**** MATERIAL FOR THIS TASK
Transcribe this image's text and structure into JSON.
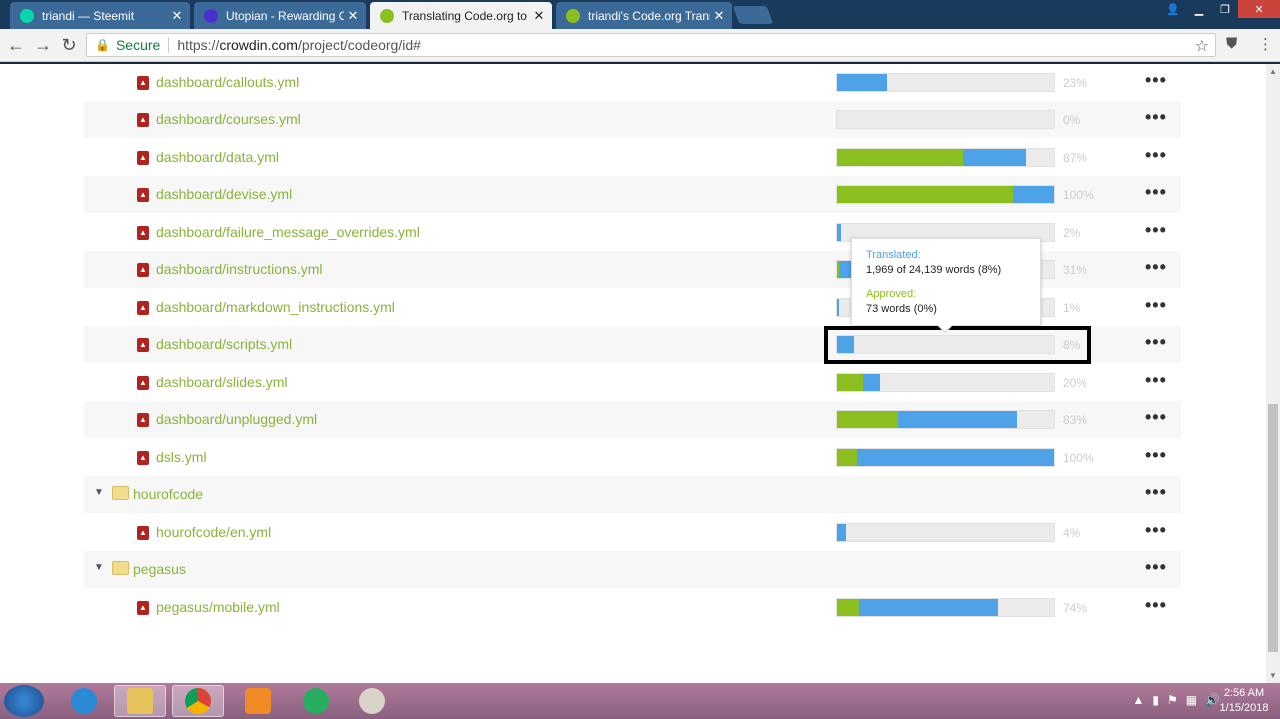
{
  "browser": {
    "tabs": [
      {
        "title": "triandi — Steemit",
        "favicon_color": "#06d6a9",
        "active": false
      },
      {
        "title": "Utopian - Rewarding Op",
        "favicon_color": "#4b2fd1",
        "active": false
      },
      {
        "title": "Translating Code.org to I",
        "favicon_color": "#8bbe1f",
        "active": true
      },
      {
        "title": "triandi's Code.org Transl",
        "favicon_color": "#8bbe1f",
        "active": false
      }
    ],
    "secure_label": "Secure",
    "url_scheme": "https://",
    "url_host": "crowdin.com",
    "url_path": "/project/codeorg/id#"
  },
  "files": [
    {
      "name": "dashboard/callouts.yml",
      "approved": 0,
      "translated": 23,
      "pct_label": "23%"
    },
    {
      "name": "dashboard/courses.yml",
      "approved": 0,
      "translated": 0,
      "pct_label": "0%"
    },
    {
      "name": "dashboard/data.yml",
      "approved": 58,
      "translated": 29,
      "pct_label": "87%"
    },
    {
      "name": "dashboard/devise.yml",
      "approved": 81,
      "translated": 19,
      "pct_label": "100%"
    },
    {
      "name": "dashboard/failure_message_overrides.yml",
      "approved": 0,
      "translated": 2,
      "pct_label": "2%"
    },
    {
      "name": "dashboard/instructions.yml",
      "approved": 1,
      "translated": 30,
      "pct_label": "31%"
    },
    {
      "name": "dashboard/markdown_instructions.yml",
      "approved": 0,
      "translated": 1,
      "pct_label": "1%"
    },
    {
      "name": "dashboard/scripts.yml",
      "approved": 0,
      "translated": 8,
      "pct_label": "8%"
    },
    {
      "name": "dashboard/slides.yml",
      "approved": 12,
      "translated": 8,
      "pct_label": "20%"
    },
    {
      "name": "dashboard/unplugged.yml",
      "approved": 28,
      "translated": 55,
      "pct_label": "83%"
    },
    {
      "name": "dsls.yml",
      "approved": 9,
      "translated": 91,
      "pct_label": "100%"
    },
    {
      "folder": "hourofcode"
    },
    {
      "name": "hourofcode/en.yml",
      "approved": 0,
      "translated": 4,
      "pct_label": "4%"
    },
    {
      "folder": "pegasus"
    },
    {
      "name": "pegasus/mobile.yml",
      "approved": 10,
      "translated": 64,
      "pct_label": "74%"
    }
  ],
  "tooltip": {
    "translated_label": "Translated:",
    "translated_value": "1,969 of 24,139 words (8%)",
    "approved_label": "Approved:",
    "approved_value": "73 words (0%)"
  },
  "colors": {
    "approved": "#8bbe1f",
    "translated": "#4da2e8",
    "link": "#8ab33a"
  },
  "clock": {
    "time": "2:56 AM",
    "date": "1/15/2018"
  }
}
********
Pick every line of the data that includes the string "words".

▸ EXERCISE RESULT
    "translated_value": "1,969 of 24,139 words (8%)",
    "approved_value": "73 words (0%)"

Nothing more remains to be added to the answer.